In the data below, find each line that contains the word "cout" and copy it.

(Dataset rows for apps and sites)
========================================

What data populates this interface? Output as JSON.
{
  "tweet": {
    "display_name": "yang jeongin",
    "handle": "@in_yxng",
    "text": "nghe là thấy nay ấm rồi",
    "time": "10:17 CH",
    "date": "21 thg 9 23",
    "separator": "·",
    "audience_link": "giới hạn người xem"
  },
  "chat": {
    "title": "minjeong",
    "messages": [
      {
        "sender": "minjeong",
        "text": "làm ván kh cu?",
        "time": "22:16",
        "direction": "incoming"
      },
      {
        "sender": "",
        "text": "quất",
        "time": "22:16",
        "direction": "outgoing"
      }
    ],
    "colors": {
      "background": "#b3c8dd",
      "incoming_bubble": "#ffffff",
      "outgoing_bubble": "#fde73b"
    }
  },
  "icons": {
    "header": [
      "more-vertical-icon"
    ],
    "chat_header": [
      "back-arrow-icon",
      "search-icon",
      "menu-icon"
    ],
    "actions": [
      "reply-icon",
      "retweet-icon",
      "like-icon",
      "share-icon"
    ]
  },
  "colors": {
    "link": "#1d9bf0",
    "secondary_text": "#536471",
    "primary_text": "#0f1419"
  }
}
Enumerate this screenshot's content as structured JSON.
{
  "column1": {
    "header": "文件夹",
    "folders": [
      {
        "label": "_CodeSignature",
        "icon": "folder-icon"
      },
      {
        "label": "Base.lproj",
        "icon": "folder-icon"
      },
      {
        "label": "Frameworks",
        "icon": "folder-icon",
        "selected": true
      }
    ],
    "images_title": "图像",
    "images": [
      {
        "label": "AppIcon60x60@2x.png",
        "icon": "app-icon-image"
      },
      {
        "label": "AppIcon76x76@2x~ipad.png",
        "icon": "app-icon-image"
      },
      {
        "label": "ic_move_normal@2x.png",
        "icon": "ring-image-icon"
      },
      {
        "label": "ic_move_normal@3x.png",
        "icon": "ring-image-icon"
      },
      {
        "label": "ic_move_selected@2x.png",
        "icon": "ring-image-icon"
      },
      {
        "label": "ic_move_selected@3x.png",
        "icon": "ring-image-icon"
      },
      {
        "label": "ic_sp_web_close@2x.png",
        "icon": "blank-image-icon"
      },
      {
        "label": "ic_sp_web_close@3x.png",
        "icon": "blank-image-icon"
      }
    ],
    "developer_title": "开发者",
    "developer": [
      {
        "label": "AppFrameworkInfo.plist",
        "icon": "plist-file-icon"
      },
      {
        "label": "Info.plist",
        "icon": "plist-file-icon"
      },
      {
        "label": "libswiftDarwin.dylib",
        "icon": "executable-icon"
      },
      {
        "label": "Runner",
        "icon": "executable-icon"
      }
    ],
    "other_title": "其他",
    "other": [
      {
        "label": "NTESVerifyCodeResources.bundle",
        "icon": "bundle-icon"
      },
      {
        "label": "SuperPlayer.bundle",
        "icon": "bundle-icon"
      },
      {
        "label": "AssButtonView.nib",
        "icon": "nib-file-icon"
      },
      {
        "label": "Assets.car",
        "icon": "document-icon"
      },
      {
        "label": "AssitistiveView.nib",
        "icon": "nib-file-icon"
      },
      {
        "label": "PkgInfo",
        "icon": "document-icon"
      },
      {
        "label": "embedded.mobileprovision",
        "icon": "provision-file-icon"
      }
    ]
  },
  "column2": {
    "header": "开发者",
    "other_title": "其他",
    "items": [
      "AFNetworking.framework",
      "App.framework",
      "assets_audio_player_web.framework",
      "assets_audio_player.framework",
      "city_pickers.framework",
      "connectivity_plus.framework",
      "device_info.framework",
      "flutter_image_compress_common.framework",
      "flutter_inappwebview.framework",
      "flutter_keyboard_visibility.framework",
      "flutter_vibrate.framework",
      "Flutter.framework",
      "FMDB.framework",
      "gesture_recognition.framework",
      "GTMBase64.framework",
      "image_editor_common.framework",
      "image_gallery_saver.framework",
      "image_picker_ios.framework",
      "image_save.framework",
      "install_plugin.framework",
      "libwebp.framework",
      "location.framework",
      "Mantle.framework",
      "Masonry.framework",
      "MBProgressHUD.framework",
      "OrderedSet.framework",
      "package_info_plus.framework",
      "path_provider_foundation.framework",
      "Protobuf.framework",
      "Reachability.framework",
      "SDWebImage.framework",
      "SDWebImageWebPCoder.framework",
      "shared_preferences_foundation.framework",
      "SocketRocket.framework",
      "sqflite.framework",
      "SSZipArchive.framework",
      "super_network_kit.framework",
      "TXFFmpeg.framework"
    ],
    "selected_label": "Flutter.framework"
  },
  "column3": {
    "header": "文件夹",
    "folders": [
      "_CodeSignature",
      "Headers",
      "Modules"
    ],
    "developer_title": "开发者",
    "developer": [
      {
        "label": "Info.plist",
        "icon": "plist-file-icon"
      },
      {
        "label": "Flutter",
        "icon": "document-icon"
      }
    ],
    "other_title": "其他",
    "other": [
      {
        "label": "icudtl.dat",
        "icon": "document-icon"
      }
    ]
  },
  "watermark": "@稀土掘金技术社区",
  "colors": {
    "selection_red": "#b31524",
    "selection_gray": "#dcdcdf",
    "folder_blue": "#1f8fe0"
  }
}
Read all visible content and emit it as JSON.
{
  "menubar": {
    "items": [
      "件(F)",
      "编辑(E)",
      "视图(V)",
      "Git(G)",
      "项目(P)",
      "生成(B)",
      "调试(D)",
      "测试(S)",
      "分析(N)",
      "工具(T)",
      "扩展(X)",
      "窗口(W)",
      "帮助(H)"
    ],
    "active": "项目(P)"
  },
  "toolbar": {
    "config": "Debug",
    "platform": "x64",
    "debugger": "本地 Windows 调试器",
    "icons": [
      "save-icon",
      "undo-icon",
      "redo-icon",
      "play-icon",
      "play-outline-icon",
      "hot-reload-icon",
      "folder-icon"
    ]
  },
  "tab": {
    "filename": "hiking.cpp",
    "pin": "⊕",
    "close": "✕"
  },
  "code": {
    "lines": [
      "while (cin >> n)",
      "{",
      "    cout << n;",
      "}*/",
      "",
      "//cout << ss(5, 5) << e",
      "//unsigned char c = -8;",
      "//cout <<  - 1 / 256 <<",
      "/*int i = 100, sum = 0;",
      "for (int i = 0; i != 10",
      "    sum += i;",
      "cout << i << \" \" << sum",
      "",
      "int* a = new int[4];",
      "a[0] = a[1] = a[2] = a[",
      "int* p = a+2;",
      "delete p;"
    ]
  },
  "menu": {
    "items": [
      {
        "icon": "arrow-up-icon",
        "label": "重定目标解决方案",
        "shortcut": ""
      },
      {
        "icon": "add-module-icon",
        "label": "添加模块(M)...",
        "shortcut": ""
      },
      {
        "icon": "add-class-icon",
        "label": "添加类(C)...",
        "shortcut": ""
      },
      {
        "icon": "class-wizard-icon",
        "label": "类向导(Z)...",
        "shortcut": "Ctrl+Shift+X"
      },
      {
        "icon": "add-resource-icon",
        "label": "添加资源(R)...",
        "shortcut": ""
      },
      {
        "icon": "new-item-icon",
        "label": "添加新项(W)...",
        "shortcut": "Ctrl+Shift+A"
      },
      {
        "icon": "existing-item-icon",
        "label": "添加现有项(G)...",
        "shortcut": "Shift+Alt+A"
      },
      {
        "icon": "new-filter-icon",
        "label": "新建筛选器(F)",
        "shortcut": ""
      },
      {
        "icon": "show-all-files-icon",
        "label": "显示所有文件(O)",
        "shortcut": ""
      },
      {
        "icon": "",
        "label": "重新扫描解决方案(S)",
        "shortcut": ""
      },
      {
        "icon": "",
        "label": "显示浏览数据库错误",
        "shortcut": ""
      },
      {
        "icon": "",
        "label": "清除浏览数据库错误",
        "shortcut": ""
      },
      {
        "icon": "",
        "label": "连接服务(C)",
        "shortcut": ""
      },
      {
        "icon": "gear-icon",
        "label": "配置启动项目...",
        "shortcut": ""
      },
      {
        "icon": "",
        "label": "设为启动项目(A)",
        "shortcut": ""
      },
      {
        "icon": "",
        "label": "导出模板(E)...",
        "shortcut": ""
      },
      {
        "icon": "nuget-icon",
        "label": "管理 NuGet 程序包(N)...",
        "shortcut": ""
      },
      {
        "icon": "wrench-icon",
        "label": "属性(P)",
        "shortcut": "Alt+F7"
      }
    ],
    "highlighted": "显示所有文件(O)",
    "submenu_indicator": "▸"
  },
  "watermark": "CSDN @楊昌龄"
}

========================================

EXERCISE RESULT ▸
      "    cout << n;",
      "//cout << ss(5, 5) << e",
      "//cout <<  - 1 / 256 <<",
      "cout << i << \" \" << sum",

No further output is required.